- What you will do -
Please copy each line below that contains the word "INVENTORY".

[Source data]
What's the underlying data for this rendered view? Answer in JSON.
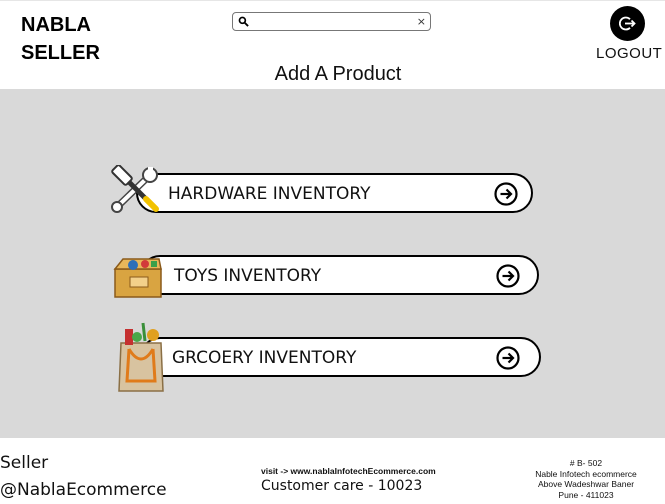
{
  "brand": {
    "line1": "NABLA",
    "line2": "SELLER"
  },
  "search": {
    "value": "",
    "placeholder": "",
    "clear_glyph": "×"
  },
  "header": {
    "logout_label": "LOGOUT",
    "page_title": "Add A Product"
  },
  "inventories": [
    {
      "label": "HARDWARE INVENTORY",
      "icon": "tools-icon"
    },
    {
      "label": "TOYS INVENTORY",
      "icon": "toy-box-icon"
    },
    {
      "label": "GRCOERY INVENTORY",
      "icon": "grocery-bag-icon"
    }
  ],
  "footer": {
    "seller_line1": "Seller",
    "seller_line2": "@NablaEcommerce",
    "visit_link": "visit -> www.nablaInfotechEcommerce.com",
    "customer_care": "Customer care - 10023",
    "address": [
      "# B- 502",
      "Nable Infotech ecommerce",
      "Above Wadeshwar Baner",
      "Pune - 411023"
    ]
  },
  "colors": {
    "main_bg": "#d9d9d9",
    "button_bg": "#ffffff",
    "border": "#000000"
  }
}
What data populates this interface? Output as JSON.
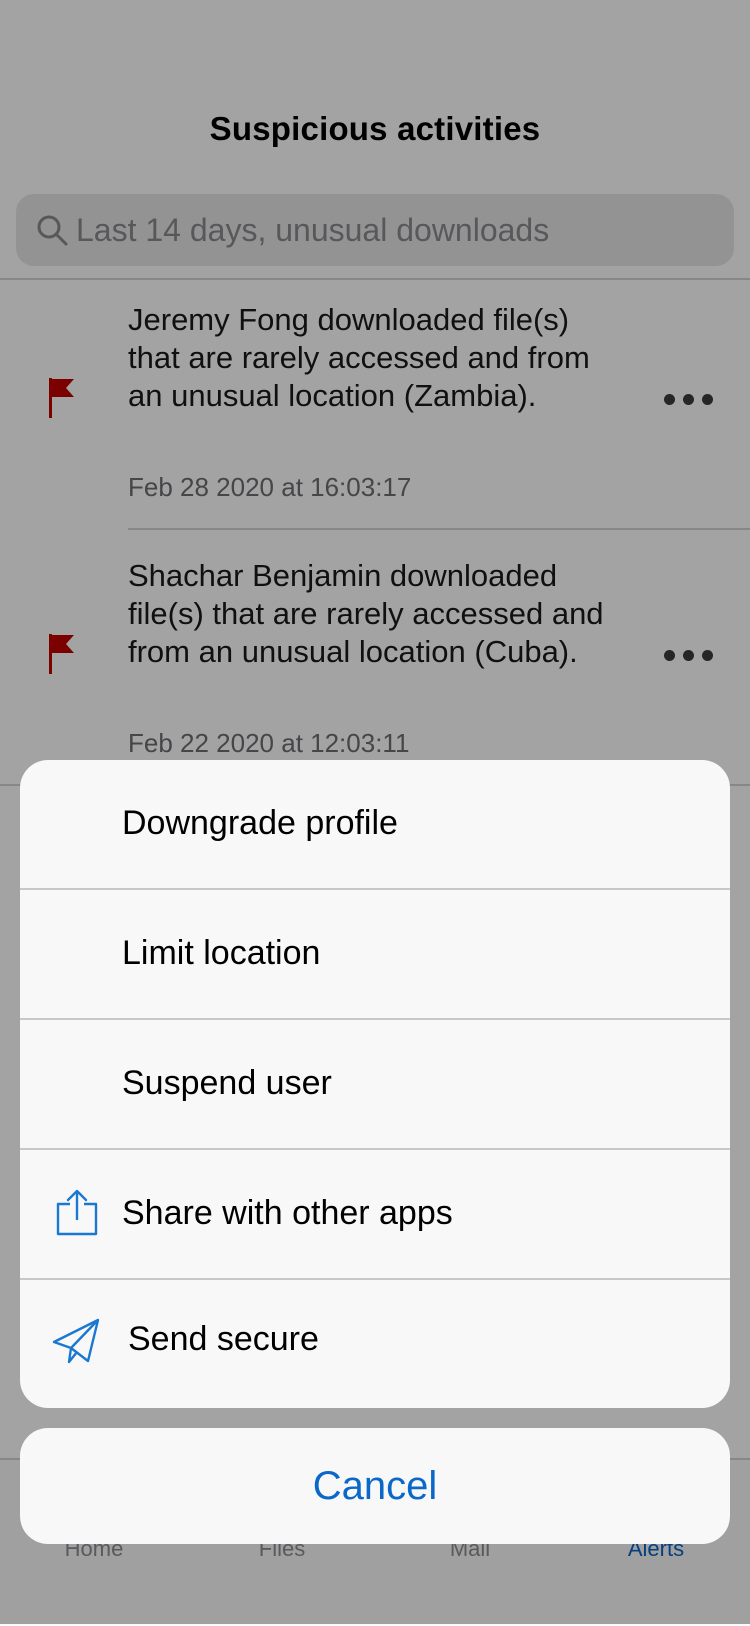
{
  "header": {
    "title": "Suspicious activities"
  },
  "search": {
    "placeholder": "Last 14 days, unusual downloads"
  },
  "alerts": [
    {
      "message": "Jeremy Fong downloaded file(s) that are rarely accessed and from an unusual location (Zambia).",
      "timestamp": "Feb 28 2020 at 16:03:17"
    },
    {
      "message": "Shachar Benjamin downloaded file(s) that are rarely accessed and from an unusual location (Cuba).",
      "timestamp": "Feb 22 2020 at 12:03:11"
    }
  ],
  "tabs": [
    {
      "label": "Home"
    },
    {
      "label": "Files"
    },
    {
      "label": "Mail"
    },
    {
      "label": "Alerts",
      "active": true
    }
  ],
  "action_sheet": {
    "items": [
      {
        "label": "Downgrade profile",
        "icon": ""
      },
      {
        "label": "Limit location",
        "icon": ""
      },
      {
        "label": "Suspend user",
        "icon": ""
      },
      {
        "label": "Share with other apps",
        "icon": "share-icon"
      },
      {
        "label": "Send secure",
        "icon": "paper-plane-icon"
      }
    ],
    "cancel_label": "Cancel"
  },
  "colors": {
    "flag": "#c00000",
    "accent": "#0a68c9",
    "icon_blue": "#1a78d2"
  }
}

- Exercise output -
      "label": "HARDWARE INVENTORY",
      "label": "TOYS INVENTORY",
      "label": "GRCOERY INVENTORY",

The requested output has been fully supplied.